- Task directions -
Look through the entries below and show every line containing the word "unsaved".

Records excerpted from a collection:
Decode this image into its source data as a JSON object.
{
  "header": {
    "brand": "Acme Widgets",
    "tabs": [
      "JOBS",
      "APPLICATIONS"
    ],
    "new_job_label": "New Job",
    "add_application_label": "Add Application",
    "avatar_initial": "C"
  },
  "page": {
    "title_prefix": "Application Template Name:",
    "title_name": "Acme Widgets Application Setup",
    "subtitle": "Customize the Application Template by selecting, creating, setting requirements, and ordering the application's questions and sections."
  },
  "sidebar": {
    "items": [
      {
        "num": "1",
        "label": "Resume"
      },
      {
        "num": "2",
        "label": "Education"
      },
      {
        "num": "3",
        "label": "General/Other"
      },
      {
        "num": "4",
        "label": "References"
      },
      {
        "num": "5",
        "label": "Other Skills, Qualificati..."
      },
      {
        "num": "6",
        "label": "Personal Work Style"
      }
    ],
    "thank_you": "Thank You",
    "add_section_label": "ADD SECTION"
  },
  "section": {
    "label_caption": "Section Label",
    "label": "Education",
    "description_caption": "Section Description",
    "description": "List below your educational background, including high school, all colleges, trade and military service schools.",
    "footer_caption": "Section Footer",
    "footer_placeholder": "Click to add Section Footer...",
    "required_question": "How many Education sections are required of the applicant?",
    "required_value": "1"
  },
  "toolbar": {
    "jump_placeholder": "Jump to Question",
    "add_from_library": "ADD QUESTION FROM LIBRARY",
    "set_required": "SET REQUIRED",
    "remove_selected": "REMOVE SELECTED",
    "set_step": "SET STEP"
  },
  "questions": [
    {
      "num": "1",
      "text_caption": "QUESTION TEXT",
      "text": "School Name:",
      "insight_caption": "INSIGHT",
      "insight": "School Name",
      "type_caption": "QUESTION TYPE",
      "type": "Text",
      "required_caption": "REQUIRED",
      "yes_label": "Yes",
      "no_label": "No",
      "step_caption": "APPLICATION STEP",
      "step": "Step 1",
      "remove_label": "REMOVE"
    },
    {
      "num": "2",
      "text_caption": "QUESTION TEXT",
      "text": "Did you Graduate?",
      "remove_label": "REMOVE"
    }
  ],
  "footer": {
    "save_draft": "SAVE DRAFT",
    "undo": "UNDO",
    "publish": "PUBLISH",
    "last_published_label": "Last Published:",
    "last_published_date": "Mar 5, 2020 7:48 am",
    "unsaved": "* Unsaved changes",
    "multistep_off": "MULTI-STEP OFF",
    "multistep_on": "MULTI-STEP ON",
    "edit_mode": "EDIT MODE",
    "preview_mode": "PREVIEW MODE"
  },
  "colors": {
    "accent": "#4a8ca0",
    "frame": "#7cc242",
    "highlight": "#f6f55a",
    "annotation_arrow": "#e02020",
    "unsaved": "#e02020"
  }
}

- Response to the exercise -
    "unsaved": "* Unsaved changes",
    "unsaved": "#e02020"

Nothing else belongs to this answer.